───── GIVEN DATA

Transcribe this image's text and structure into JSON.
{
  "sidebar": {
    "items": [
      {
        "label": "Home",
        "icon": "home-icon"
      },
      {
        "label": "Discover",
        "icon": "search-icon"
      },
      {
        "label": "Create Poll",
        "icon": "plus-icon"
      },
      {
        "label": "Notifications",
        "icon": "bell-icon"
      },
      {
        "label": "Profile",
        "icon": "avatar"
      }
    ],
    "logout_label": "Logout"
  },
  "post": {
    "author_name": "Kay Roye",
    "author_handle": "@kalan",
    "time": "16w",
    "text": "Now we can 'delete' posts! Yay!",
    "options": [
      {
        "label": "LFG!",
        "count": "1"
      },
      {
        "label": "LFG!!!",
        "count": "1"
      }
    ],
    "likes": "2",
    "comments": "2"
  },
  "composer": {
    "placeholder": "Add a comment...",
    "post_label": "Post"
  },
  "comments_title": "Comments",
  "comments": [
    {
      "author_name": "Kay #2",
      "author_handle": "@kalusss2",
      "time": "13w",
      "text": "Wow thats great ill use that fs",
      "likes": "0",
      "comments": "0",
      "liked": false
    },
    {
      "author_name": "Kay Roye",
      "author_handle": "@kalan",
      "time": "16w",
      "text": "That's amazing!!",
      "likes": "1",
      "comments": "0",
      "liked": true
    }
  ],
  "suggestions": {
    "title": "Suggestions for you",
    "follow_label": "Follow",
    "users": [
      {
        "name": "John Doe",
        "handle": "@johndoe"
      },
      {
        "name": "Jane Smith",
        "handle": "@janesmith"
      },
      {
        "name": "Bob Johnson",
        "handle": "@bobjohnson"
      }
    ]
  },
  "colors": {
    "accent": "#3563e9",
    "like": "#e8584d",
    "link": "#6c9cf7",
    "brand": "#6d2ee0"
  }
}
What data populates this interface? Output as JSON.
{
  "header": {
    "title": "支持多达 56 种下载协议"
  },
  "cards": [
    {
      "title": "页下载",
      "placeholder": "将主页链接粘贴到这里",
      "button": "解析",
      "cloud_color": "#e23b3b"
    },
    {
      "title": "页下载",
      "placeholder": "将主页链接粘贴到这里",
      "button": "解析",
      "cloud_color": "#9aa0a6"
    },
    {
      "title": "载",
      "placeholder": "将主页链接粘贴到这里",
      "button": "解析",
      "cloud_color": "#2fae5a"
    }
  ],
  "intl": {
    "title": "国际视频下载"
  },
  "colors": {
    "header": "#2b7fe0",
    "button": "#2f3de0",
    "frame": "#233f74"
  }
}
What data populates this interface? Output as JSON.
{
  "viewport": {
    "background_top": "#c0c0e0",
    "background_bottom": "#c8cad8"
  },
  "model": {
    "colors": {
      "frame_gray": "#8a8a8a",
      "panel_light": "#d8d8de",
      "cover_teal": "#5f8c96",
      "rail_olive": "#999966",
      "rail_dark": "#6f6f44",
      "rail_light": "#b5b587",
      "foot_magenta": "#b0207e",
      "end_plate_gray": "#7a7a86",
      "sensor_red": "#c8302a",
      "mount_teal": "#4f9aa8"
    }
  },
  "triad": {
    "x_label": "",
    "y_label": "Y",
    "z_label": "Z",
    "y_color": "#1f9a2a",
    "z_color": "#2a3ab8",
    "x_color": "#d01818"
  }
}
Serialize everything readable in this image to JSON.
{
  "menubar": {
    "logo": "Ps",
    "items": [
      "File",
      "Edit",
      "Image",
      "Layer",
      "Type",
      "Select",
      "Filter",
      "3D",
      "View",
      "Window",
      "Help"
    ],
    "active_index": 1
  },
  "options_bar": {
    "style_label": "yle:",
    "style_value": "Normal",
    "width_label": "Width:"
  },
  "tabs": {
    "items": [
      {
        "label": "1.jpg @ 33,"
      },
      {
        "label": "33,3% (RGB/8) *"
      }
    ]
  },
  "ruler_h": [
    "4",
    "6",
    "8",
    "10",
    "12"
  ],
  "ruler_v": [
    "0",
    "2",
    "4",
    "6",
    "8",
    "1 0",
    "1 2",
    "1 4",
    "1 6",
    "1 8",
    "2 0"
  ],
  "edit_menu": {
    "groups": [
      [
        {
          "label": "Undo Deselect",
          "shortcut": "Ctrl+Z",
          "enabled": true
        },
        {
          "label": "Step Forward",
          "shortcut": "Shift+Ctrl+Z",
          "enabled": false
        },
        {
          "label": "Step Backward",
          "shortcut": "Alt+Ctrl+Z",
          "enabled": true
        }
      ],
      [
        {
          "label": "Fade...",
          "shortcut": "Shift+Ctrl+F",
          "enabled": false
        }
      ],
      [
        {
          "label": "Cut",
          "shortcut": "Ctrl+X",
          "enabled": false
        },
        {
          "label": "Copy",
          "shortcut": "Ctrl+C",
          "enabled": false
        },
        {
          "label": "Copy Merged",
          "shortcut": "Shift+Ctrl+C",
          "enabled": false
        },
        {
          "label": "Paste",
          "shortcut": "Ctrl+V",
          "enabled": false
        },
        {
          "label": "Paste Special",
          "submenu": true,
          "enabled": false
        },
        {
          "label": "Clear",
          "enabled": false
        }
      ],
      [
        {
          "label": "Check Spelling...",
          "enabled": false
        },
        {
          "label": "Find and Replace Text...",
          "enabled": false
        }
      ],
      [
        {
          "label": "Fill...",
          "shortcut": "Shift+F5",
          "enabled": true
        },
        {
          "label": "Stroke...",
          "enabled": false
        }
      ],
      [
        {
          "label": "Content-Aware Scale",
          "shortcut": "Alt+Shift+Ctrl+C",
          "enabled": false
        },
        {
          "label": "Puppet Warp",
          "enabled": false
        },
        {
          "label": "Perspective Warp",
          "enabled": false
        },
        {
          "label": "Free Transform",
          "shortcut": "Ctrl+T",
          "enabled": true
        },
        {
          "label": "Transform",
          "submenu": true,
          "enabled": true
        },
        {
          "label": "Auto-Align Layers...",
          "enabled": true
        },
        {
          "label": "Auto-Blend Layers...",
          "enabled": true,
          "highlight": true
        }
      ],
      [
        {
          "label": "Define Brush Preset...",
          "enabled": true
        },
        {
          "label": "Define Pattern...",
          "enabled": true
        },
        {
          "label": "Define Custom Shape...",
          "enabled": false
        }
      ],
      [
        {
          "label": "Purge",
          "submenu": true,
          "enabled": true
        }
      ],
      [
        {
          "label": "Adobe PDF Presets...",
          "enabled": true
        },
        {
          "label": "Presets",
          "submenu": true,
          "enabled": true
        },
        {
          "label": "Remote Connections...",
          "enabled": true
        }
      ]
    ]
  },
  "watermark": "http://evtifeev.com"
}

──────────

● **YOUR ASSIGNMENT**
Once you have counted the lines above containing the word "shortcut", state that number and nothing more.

● **SOLVED PROBLEM**
11